--- START ---

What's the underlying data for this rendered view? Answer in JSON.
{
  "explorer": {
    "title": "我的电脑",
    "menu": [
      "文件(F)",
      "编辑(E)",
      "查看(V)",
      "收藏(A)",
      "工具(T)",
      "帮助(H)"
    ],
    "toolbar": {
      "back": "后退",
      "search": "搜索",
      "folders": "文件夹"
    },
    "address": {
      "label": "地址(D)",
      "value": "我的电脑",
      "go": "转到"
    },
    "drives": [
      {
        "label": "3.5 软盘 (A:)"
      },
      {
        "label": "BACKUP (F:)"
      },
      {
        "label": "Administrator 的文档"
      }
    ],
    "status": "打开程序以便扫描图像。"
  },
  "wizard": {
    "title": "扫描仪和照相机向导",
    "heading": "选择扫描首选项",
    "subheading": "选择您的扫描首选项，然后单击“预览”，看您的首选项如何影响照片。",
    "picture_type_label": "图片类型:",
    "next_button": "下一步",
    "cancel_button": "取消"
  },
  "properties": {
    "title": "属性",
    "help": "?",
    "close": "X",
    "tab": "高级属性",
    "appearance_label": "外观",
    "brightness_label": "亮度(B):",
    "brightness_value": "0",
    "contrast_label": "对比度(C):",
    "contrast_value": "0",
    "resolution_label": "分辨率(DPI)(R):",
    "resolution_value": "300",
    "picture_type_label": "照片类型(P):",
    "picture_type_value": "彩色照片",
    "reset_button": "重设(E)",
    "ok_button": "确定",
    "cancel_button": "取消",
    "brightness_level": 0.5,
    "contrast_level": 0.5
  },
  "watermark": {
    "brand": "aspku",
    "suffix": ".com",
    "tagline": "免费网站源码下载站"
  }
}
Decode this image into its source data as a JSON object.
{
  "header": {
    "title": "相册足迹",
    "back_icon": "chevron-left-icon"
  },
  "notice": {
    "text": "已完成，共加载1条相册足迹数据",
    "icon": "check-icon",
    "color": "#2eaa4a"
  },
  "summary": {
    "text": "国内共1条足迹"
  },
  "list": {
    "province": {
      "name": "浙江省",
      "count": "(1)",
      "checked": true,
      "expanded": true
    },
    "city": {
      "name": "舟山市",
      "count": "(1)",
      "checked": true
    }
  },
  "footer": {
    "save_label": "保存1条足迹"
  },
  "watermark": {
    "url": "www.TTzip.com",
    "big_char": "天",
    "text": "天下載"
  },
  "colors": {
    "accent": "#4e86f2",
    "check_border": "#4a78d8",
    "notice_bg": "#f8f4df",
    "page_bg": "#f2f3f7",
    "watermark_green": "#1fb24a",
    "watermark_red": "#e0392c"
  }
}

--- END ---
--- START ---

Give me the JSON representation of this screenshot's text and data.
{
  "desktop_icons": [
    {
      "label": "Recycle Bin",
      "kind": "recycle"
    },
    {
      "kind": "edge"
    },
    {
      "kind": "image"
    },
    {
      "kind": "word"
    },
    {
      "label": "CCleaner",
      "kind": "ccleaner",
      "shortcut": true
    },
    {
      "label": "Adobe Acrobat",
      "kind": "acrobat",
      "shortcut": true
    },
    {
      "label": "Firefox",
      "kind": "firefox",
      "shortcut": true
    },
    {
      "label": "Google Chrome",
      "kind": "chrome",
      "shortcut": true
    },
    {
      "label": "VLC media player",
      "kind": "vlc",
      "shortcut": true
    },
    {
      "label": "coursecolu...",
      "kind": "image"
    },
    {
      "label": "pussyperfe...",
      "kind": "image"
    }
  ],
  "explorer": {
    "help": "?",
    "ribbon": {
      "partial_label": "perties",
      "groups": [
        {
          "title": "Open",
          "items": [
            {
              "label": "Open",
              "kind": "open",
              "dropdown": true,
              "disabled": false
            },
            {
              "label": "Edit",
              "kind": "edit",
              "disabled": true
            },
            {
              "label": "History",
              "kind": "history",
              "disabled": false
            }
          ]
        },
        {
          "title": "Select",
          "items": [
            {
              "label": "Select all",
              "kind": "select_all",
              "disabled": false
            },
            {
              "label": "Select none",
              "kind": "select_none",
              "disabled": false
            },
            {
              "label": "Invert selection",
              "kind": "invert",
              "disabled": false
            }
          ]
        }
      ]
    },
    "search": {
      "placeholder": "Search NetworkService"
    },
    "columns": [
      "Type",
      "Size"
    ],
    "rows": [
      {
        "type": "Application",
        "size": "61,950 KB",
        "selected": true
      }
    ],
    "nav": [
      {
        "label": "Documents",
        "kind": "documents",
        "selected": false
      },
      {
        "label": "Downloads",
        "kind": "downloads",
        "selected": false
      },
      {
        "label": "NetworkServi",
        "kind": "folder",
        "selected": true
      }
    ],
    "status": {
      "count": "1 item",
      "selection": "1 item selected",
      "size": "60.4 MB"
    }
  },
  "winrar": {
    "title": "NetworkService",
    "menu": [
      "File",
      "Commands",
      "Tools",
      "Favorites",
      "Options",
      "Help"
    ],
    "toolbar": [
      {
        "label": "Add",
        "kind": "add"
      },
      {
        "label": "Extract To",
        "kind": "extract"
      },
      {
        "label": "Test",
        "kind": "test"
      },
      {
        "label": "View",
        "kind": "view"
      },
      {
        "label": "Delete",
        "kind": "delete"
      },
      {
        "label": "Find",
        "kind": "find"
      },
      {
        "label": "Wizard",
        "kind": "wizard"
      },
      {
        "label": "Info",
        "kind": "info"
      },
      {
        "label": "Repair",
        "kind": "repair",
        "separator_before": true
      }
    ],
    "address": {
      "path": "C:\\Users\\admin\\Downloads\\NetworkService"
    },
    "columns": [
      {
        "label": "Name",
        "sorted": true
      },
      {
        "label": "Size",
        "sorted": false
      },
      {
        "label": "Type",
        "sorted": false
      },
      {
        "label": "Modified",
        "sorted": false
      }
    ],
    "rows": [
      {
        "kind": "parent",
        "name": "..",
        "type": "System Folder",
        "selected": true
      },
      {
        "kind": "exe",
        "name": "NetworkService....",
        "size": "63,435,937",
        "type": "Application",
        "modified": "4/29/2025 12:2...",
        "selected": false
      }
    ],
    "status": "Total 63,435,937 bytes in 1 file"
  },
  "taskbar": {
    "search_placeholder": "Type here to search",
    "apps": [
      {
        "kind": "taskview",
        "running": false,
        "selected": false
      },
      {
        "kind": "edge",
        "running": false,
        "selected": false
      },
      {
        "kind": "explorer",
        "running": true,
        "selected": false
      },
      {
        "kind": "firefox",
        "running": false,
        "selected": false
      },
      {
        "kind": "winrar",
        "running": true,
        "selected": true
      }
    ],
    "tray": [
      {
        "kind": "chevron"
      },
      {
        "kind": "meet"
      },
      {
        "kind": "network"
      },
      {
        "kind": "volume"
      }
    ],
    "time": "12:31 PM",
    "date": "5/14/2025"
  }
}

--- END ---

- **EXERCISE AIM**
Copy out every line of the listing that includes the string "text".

- **WRITTEN SOLUTION**
    "text": "已完成，共加载1条相册足迹数据",
    "text": "国内共1条足迹"
    "text": "天下載"
Give me the JSON representation of this screenshot's text and data.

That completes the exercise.